Exercise
Copy out, from the data, each line containing the string "JSON".

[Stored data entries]
• • • • •
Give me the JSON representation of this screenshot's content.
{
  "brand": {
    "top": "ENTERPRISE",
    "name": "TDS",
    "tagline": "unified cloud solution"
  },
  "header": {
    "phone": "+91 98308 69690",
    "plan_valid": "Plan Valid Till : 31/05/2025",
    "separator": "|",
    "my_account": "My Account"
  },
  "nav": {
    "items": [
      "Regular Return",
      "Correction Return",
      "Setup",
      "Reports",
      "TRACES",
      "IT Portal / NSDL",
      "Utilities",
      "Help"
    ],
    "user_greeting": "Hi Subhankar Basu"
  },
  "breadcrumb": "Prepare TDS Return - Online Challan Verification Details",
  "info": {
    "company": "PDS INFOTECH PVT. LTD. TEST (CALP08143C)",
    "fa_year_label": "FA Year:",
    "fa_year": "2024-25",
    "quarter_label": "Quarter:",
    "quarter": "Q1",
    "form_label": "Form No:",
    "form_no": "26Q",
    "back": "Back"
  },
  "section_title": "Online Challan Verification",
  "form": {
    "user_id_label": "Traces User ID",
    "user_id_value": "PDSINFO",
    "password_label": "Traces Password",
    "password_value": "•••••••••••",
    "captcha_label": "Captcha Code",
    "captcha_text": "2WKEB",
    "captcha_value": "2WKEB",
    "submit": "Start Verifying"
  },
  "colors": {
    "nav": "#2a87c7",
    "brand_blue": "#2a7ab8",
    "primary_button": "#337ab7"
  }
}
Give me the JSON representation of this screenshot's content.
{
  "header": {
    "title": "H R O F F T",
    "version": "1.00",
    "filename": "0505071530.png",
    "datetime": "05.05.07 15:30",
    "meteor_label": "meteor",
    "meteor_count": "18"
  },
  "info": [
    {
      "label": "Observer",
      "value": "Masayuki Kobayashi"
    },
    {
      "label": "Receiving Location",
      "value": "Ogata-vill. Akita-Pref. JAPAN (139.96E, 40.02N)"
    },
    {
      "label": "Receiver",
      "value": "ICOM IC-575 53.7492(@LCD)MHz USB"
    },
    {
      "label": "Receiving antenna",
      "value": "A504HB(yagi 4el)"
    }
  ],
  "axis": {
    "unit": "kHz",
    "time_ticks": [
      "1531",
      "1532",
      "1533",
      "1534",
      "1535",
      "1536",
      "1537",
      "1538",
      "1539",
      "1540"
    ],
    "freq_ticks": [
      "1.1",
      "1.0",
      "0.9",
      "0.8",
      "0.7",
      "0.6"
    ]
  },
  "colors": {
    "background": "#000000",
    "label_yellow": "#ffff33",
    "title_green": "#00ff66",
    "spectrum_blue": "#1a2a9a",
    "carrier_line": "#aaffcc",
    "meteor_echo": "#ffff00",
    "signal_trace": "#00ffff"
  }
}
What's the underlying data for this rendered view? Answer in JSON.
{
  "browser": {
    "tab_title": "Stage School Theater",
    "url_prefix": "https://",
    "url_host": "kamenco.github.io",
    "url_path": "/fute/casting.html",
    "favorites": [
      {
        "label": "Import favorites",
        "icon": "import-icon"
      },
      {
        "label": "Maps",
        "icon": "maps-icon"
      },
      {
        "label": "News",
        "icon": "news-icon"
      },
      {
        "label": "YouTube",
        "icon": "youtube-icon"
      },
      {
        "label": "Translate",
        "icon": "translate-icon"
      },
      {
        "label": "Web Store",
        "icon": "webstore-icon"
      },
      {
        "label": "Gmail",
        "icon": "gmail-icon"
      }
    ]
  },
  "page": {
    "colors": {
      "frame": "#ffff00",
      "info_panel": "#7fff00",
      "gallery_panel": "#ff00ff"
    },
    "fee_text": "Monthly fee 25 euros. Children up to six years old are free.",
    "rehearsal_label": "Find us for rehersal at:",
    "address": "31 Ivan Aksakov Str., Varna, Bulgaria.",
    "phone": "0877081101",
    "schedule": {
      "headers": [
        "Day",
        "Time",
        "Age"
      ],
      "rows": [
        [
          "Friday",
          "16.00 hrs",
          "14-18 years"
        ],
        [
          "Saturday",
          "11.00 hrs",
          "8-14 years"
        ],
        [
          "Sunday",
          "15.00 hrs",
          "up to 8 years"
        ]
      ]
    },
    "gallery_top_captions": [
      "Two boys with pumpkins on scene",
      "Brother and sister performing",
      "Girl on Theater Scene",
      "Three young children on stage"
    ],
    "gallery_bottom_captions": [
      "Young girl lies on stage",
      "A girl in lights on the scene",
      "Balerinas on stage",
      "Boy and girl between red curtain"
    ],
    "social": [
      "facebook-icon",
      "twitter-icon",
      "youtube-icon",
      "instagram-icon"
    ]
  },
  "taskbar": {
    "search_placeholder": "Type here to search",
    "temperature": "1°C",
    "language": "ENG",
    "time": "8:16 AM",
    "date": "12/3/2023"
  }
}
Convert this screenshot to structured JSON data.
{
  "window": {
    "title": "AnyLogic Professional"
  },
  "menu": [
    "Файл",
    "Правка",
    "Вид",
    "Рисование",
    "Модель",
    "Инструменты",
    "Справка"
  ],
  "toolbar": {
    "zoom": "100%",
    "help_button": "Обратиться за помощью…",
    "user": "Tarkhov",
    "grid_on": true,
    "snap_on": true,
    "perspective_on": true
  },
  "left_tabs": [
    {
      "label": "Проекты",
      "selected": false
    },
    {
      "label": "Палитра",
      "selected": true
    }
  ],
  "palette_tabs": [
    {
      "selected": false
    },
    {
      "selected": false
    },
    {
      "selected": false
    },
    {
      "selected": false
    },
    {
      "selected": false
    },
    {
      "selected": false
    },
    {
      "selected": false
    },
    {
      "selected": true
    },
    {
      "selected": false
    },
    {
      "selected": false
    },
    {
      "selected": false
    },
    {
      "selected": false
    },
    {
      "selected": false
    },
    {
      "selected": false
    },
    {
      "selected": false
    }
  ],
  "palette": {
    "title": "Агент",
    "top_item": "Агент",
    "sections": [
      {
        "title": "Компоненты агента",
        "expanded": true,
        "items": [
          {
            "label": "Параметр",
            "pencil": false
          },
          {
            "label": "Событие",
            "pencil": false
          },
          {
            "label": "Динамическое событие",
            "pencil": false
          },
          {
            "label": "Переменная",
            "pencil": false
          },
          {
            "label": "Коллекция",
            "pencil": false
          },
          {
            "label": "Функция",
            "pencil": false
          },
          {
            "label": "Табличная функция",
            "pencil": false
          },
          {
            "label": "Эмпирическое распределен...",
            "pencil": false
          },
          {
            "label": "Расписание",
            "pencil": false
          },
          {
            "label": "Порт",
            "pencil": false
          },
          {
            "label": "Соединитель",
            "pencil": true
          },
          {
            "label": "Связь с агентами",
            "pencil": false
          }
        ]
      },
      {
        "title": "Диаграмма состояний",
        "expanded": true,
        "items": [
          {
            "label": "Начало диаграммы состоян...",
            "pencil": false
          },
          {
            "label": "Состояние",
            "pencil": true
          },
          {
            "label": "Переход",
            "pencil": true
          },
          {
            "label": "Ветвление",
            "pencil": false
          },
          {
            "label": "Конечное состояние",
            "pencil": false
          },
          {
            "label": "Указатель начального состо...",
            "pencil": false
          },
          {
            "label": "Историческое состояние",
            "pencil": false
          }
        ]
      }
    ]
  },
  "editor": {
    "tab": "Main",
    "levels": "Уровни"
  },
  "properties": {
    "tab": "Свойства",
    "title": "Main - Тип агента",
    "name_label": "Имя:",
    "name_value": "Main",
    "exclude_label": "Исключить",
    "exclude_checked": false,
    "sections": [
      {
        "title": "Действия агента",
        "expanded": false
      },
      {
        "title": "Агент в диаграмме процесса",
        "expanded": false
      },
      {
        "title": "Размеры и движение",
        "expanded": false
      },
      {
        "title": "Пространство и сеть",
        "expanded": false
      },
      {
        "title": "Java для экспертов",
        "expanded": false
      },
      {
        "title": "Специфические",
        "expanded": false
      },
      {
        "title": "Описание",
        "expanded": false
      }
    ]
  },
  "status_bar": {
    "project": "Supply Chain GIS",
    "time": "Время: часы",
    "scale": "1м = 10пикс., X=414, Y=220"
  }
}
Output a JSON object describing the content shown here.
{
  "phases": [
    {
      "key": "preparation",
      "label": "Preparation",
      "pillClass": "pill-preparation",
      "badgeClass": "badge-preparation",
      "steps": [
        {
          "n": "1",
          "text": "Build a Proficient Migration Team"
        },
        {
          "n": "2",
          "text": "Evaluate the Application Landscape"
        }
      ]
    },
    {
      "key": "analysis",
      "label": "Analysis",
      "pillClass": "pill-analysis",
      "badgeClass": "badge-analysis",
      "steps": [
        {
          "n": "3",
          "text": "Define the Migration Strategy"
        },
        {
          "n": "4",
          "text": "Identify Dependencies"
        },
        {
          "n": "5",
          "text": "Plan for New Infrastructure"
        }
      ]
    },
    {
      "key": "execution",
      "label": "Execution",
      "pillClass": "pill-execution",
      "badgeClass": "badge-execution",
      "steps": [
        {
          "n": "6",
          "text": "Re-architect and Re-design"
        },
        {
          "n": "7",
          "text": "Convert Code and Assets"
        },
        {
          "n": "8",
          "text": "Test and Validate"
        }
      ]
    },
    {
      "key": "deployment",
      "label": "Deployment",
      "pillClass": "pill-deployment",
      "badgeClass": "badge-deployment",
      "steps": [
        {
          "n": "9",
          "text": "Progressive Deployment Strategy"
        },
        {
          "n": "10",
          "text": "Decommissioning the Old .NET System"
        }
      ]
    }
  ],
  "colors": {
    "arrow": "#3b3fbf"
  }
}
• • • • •
Written answer
Give me the JSON representation of this screenshot's content.
Give me the JSON representation of this screenshot's content.
What's the underlying data for this rendered view? Answer in JSON.
Convert this screenshot to structured JSON data.
Output a JSON object describing the content shown here.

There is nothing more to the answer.